> Items from an interface collection:
☆ ☆ ☆ ☆

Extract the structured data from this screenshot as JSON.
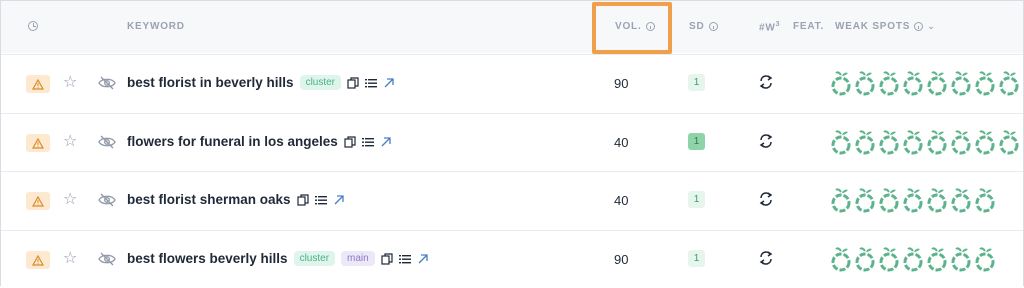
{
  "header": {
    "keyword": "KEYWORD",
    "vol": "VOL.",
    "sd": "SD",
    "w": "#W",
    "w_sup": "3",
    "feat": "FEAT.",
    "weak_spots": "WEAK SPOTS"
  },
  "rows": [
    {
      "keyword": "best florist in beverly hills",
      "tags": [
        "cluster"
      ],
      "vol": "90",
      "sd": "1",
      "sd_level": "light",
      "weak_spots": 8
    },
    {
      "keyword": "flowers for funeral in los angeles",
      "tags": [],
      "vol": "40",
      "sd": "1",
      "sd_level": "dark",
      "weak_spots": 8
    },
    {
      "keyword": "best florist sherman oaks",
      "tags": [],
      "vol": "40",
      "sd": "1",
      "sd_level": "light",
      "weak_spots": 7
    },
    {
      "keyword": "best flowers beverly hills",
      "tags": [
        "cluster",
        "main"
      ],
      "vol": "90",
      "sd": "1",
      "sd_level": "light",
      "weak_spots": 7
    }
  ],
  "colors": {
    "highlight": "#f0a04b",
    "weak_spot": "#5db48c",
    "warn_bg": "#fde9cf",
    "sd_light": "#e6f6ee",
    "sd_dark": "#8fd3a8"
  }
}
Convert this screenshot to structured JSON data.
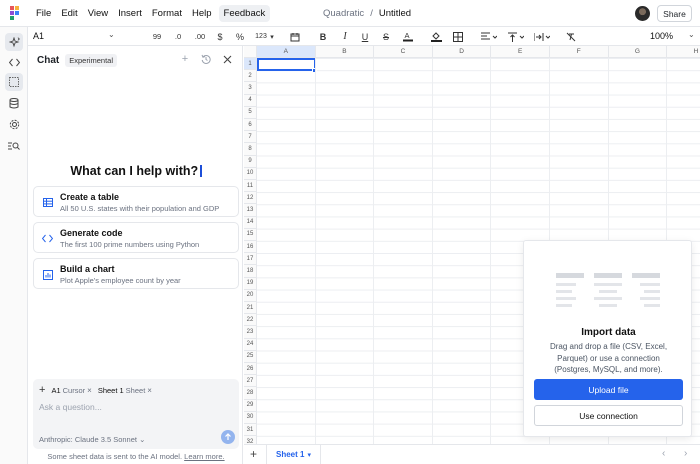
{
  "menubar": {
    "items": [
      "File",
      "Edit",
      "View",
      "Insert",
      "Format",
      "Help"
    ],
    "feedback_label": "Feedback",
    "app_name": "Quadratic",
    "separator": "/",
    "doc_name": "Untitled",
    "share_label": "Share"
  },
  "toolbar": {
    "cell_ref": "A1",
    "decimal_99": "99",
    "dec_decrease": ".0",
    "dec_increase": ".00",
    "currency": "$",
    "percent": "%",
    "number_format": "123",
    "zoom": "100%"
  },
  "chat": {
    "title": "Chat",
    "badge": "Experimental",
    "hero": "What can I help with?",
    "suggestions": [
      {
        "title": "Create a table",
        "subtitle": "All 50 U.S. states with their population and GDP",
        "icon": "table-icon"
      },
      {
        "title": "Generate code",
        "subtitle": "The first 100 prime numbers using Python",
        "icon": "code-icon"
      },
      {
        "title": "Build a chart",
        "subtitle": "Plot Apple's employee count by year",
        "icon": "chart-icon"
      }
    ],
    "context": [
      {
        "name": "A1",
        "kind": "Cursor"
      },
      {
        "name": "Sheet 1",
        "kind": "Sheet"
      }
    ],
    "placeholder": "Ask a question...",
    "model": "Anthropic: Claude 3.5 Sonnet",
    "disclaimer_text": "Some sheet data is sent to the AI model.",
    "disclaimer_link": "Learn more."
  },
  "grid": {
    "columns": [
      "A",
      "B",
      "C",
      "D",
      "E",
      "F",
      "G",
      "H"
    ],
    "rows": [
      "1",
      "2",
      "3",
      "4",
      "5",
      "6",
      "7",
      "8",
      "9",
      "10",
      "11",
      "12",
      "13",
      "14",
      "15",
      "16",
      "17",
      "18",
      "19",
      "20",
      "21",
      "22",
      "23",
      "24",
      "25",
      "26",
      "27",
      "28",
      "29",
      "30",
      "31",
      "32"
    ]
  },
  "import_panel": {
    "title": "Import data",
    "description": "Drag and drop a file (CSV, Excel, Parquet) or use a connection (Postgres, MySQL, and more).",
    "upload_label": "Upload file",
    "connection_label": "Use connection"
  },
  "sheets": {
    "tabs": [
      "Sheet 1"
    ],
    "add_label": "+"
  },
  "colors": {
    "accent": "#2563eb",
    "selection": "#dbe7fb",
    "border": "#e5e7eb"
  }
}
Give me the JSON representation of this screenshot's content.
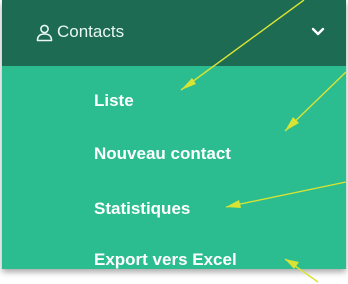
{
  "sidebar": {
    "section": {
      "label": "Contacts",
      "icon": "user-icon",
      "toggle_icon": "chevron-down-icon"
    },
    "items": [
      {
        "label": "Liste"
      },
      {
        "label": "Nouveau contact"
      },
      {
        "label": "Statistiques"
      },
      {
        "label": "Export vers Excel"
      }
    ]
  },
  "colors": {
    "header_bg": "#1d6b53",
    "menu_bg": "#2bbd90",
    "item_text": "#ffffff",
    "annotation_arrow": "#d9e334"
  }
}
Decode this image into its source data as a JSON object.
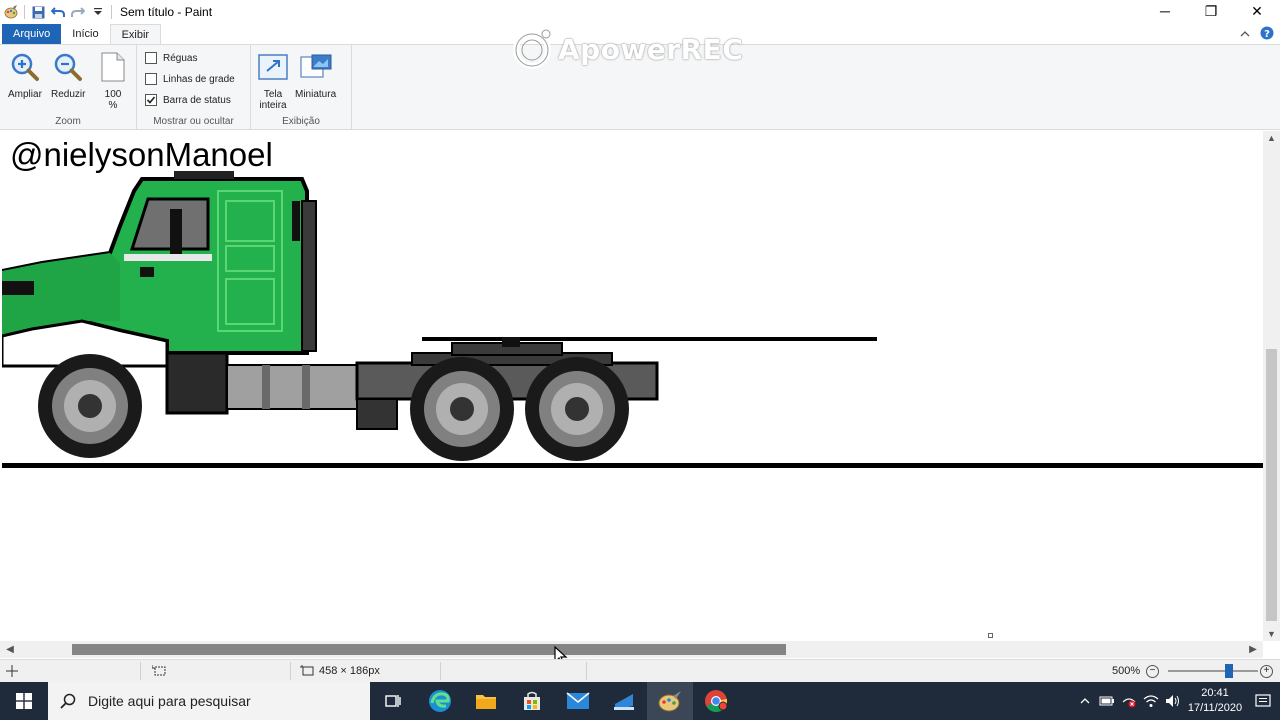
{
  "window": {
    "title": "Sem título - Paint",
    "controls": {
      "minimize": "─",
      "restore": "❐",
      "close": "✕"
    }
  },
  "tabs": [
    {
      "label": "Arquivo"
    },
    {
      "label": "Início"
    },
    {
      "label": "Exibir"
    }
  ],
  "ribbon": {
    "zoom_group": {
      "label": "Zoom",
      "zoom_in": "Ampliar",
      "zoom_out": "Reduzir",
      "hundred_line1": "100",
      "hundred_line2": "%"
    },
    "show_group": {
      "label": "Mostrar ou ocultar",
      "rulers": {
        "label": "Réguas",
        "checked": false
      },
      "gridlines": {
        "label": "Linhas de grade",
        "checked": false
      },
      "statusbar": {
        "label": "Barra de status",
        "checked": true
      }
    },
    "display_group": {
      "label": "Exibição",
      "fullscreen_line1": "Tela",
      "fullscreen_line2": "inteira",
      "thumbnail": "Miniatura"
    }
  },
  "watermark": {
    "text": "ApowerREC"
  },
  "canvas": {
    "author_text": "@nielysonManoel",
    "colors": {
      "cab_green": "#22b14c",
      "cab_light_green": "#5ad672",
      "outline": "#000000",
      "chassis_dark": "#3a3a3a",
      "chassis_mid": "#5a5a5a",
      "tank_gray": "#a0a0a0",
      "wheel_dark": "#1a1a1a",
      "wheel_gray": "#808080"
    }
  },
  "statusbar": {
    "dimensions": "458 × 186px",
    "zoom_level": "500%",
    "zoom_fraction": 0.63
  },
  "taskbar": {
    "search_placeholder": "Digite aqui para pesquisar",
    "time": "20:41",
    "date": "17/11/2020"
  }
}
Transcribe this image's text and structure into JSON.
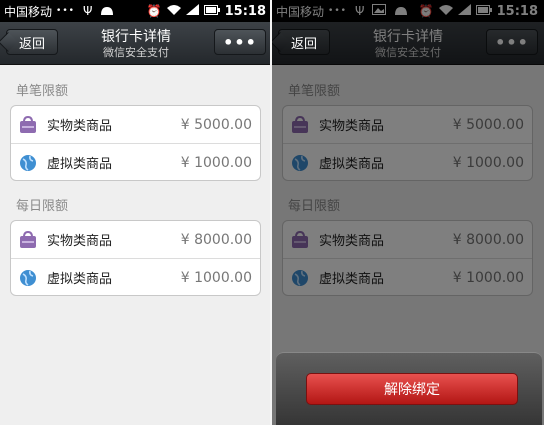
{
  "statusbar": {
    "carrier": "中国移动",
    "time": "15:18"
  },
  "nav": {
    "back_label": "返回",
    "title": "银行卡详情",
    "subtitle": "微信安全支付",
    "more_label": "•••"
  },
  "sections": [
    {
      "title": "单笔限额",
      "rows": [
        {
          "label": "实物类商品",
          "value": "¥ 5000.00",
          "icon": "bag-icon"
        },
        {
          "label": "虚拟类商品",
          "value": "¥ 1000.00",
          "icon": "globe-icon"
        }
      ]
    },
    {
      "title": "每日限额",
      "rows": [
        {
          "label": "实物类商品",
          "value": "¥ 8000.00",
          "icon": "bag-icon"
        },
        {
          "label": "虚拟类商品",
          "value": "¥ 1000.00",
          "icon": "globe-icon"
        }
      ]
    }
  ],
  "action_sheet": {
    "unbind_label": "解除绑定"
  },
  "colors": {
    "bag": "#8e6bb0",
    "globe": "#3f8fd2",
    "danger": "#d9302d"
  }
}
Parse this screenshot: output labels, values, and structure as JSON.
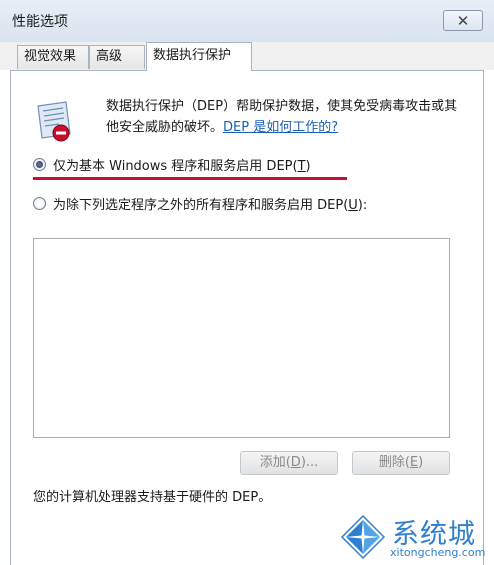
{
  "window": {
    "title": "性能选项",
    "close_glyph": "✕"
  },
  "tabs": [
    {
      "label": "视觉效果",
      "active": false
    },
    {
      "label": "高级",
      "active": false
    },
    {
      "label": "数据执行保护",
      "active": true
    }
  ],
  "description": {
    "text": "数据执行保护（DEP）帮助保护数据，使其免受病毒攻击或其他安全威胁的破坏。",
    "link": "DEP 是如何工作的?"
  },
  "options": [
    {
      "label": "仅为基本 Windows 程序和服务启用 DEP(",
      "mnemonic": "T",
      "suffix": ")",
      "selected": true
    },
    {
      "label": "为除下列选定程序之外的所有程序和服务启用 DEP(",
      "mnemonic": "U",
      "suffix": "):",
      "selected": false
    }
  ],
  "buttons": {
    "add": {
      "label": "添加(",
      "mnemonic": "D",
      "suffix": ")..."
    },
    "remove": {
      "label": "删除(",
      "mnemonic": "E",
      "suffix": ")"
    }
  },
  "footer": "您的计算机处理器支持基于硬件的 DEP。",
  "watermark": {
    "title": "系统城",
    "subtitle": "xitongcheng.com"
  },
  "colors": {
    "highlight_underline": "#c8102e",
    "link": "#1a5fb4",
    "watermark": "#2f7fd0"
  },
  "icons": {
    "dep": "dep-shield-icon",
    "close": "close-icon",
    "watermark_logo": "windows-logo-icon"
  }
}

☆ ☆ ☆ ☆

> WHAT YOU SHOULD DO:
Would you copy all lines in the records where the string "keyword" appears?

> YOUR RESPONSE:
    "keyword": "KEYWORD",
      "keyword": "best florist in beverly hills",
      "keyword": "flowers for funeral in los angeles",
      "keyword": "best florist sherman oaks",
      "keyword": "best flowers beverly hills",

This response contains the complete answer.